• [Activity]: No pictures go into the copy. Write out every line below exactly.

• [Dataset records]:
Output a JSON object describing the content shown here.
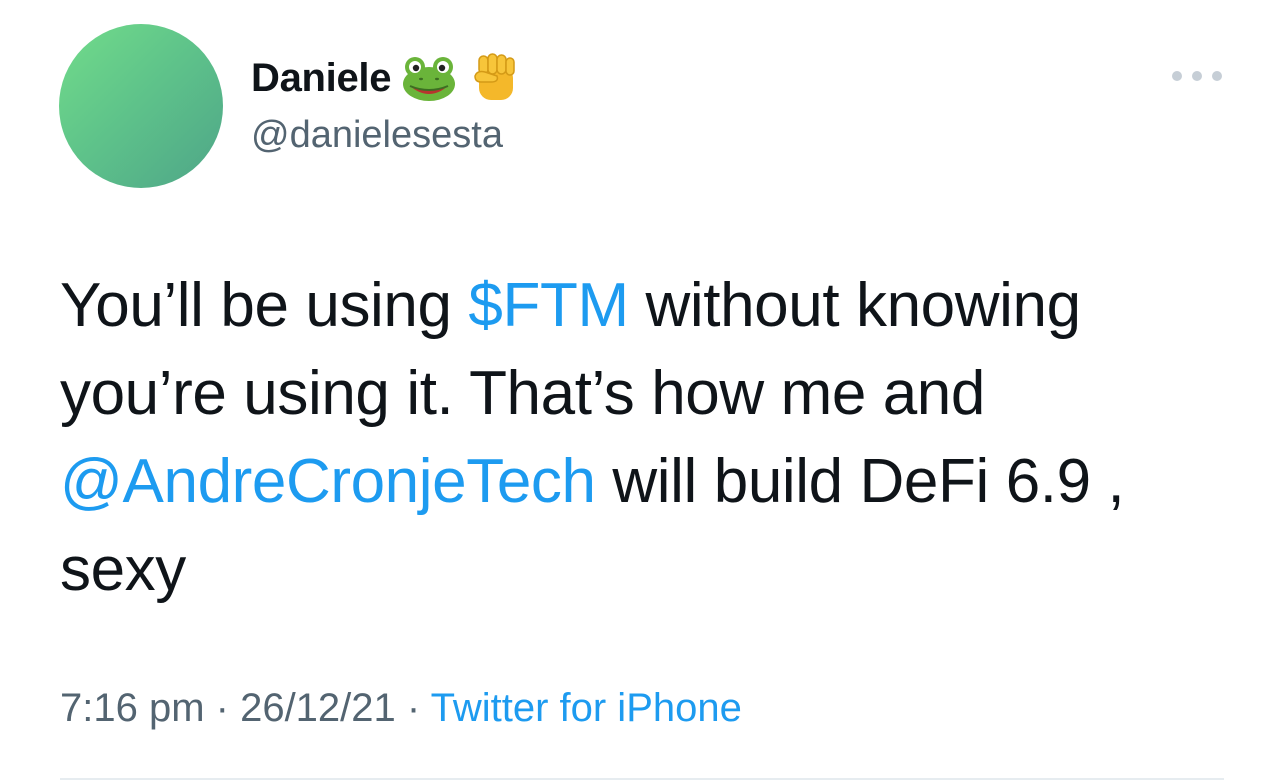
{
  "author": {
    "display_name": "Daniele",
    "handle": "@danielesesta",
    "emoji": [
      "frog-face-emoji",
      "raised-fist-emoji"
    ]
  },
  "tweet": {
    "line1_before": "You’ll be using ",
    "cashtag": "$FTM",
    "line1_after": " without knowing",
    "line2": "you’re using it. That’s how me and",
    "mention": "@AndreCronjeTech",
    "line3_after": " will build DeFi 6.9 ,",
    "line4": "sexy"
  },
  "meta": {
    "time": "7:16 pm",
    "separator1": " · ",
    "date": "26/12/21",
    "separator2": " · ",
    "source": "Twitter for iPhone"
  },
  "colors": {
    "link": "#1d9bf0",
    "secondary_text": "#536471",
    "avatar": "#5fc48a"
  }
}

• [Response to the task]:
Output a JSON object describing the content shown here.
{
  "author": {
    "display_name": "Daniele",
    "handle": "@danielesesta",
    "emoji": [
      "frog-face-emoji",
      "raised-fist-emoji"
    ]
  },
  "tweet": {
    "line1_before": "You’ll be using ",
    "cashtag": "$FTM",
    "line1_after": " without knowing",
    "line2": "you’re using it. That’s how me and",
    "mention": "@AndreCronjeTech",
    "line3_after": " will build DeFi 6.9 ,",
    "line4": "sexy"
  },
  "meta": {
    "time": "7:16 pm",
    "separator1": " · ",
    "date": "26/12/21",
    "separator2": " · ",
    "source": "Twitter for iPhone"
  },
  "colors": {
    "link": "#1d9bf0",
    "secondary_text": "#536471",
    "avatar": "#5fc48a"
  }
}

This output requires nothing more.